_Excerpted records_
- - - - - - -

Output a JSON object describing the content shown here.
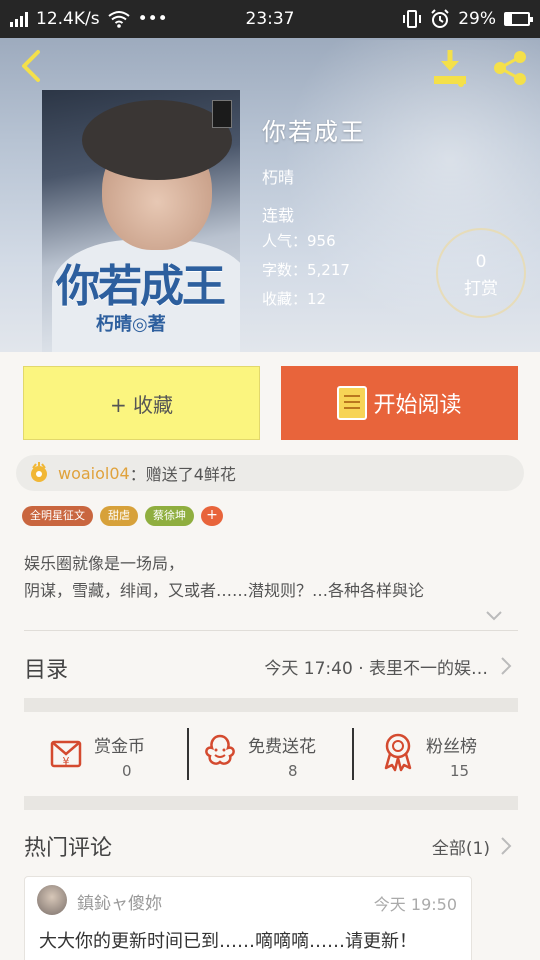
{
  "status_bar": {
    "speed": "12.4K/s",
    "dots": "•••",
    "time": "23:37",
    "battery_percent": "29%",
    "battery_level": 0.29
  },
  "book": {
    "cover_title": "你若成王",
    "cover_author": "朽晴◎著",
    "title": "你若成王",
    "author": "朽晴",
    "status": "连载",
    "popularity": "人气：956",
    "word_count": "字数：5,217",
    "favorites": "收藏：12",
    "tip_count": "0",
    "tip_label": "打赏"
  },
  "actions": {
    "favorite_label": "+ 收藏",
    "read_label": "开始阅读"
  },
  "gift_feed": {
    "user": "woaiol04",
    "text": "：赠送了4鲜花"
  },
  "tags": [
    {
      "label": "全明星征文",
      "color": "#c9663f"
    },
    {
      "label": "甜虐",
      "color": "#d7a13a"
    },
    {
      "label": "蔡徐坤",
      "color": "#8fae3f"
    }
  ],
  "add_tag_label": "+",
  "description": {
    "line1": "娱乐圈就像是一场局，",
    "line2": "阴谋，雪藏，绯闻，又或者……潜规则？…各种各样與论"
  },
  "toc": {
    "label": "目录",
    "latest": "今天 17:40 · 表里不一的娱…"
  },
  "stats": [
    {
      "label": "赏金币",
      "value": "0",
      "icon": "coin-envelope-icon"
    },
    {
      "label": "免费送花",
      "value": "8",
      "icon": "flower-icon"
    },
    {
      "label": "粉丝榜",
      "value": "15",
      "icon": "medal-icon"
    }
  ],
  "comments_section": {
    "title": "热门评论",
    "all_label": "全部(1)"
  },
  "comment": {
    "user": "鎮鈊ャ傻妳",
    "time": "今天 19:50",
    "text": "大大你的更新时间已到……嘀嘀嘀……请更新！"
  },
  "colors": {
    "accent_orange": "#e8643b",
    "favorite_yellow": "#fbf57f",
    "icon_yellow": "#f4e04a",
    "icon_red": "#d44a2f"
  }
}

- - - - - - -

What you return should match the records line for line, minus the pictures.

_Solution_
Output a JSON object describing the content shown here.
{
  "status_bar": {
    "speed": "12.4K/s",
    "dots": "•••",
    "time": "23:37",
    "battery_percent": "29%",
    "battery_level": 0.29
  },
  "book": {
    "cover_title": "你若成王",
    "cover_author": "朽晴◎著",
    "title": "你若成王",
    "author": "朽晴",
    "status": "连载",
    "popularity": "人气：956",
    "word_count": "字数：5,217",
    "favorites": "收藏：12",
    "tip_count": "0",
    "tip_label": "打赏"
  },
  "actions": {
    "favorite_label": "+ 收藏",
    "read_label": "开始阅读"
  },
  "gift_feed": {
    "user": "woaiol04",
    "text": "：赠送了4鲜花"
  },
  "tags": [
    {
      "label": "全明星征文",
      "color": "#c9663f"
    },
    {
      "label": "甜虐",
      "color": "#d7a13a"
    },
    {
      "label": "蔡徐坤",
      "color": "#8fae3f"
    }
  ],
  "add_tag_label": "+",
  "description": {
    "line1": "娱乐圈就像是一场局，",
    "line2": "阴谋，雪藏，绯闻，又或者……潜规则？…各种各样與论"
  },
  "toc": {
    "label": "目录",
    "latest": "今天 17:40 · 表里不一的娱…"
  },
  "stats": [
    {
      "label": "赏金币",
      "value": "0",
      "icon": "coin-envelope-icon"
    },
    {
      "label": "免费送花",
      "value": "8",
      "icon": "flower-icon"
    },
    {
      "label": "粉丝榜",
      "value": "15",
      "icon": "medal-icon"
    }
  ],
  "comments_section": {
    "title": "热门评论",
    "all_label": "全部(1)"
  },
  "comment": {
    "user": "鎮鈊ャ傻妳",
    "time": "今天 19:50",
    "text": "大大你的更新时间已到……嘀嘀嘀……请更新！"
  },
  "colors": {
    "accent_orange": "#e8643b",
    "favorite_yellow": "#fbf57f",
    "icon_yellow": "#f4e04a",
    "icon_red": "#d44a2f"
  }
}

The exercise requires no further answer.